In Agrocologies, Mae-Ling Lokko is developing significant inroads into urgent questions that transcend borders and culture. Spanning critical thinking and active material experimentation, the project centers on the relationship between food production, waste, and the domestic environment. “Agrowaste” by-products have the potential to embed upcycling into the infrastructural activity of a home and a community. This has been tried before, you might argue, but by centering on the domestic typology of the kitchen as we currently know it, the research deals with more fundamental strategies for integrating agrowaste into our daily lives. Manifested in Copenhagen as familiar utensils of very different material expression, bowls, cups, and other types of containers were presented as mycelium-based reinventions. While still at an early stage, the possibilities embodied by this approach was made abundantly clear (a cocktail bar helped tremendously). For Lokko, anything “new” should be integrated into human rituals. Cooking, eating, drinking, and cleaning are central to cultures the world over, and through this project they are being convincingly put forward as a living experiment with powerful implications.

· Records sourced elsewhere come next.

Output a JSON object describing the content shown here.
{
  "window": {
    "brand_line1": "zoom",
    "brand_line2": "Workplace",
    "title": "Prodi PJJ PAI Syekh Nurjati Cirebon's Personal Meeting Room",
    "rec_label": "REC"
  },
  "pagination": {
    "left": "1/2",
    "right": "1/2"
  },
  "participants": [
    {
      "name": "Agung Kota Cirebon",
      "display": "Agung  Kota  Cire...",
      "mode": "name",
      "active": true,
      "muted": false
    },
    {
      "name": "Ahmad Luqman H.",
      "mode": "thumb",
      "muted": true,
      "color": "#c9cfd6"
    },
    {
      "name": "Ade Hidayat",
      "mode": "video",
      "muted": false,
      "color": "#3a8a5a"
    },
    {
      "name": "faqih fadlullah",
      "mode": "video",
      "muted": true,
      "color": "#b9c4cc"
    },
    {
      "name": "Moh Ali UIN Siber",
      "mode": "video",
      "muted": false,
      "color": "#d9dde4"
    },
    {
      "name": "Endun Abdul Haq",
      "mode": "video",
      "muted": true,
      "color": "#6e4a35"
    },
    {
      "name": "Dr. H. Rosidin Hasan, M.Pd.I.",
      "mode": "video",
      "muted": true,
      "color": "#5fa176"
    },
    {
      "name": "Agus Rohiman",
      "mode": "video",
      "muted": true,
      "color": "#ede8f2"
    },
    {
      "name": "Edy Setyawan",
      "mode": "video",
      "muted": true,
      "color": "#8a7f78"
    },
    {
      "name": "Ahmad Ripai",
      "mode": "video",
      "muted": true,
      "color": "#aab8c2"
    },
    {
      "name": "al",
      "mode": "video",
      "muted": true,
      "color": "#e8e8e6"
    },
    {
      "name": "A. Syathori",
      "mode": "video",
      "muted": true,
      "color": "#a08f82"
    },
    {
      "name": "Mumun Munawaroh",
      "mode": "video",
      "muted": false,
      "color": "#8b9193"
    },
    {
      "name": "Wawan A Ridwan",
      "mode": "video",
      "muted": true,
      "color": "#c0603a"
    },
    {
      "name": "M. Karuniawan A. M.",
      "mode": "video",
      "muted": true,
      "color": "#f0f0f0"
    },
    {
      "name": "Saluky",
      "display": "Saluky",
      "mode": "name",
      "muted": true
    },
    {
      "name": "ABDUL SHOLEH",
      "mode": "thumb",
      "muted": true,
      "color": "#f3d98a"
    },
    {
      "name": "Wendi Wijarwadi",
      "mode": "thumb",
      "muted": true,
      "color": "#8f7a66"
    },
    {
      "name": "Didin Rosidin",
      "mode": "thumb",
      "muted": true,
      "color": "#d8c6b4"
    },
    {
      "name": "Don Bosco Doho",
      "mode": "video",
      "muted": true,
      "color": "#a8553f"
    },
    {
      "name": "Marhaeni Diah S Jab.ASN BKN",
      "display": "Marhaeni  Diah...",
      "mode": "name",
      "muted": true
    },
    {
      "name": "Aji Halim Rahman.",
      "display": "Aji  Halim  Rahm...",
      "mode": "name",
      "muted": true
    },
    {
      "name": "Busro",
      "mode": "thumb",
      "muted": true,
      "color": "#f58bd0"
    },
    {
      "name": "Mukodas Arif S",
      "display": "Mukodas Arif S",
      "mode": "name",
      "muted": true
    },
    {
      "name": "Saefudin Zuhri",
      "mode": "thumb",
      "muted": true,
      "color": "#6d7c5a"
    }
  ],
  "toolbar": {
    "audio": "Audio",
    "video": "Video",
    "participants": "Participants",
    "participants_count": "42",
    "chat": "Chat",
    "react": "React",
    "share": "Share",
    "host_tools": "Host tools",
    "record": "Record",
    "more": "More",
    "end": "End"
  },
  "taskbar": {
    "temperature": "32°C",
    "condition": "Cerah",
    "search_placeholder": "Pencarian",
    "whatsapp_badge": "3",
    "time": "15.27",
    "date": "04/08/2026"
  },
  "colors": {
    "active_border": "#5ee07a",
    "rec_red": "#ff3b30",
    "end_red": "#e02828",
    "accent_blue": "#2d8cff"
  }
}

Housing the Human demands much of its participants, while also requiring a high level of public engagement in order to steer clear of cloistered conclusions. Amid a constant need to define, and then redefine, their positions, the challenge facing each project lies in convincing communication. While each research thread is in the complex process of ironing out their respective in-exactitudes, these in-exactitudes should not be buried. This is where the fun, and the larger meaning, lies.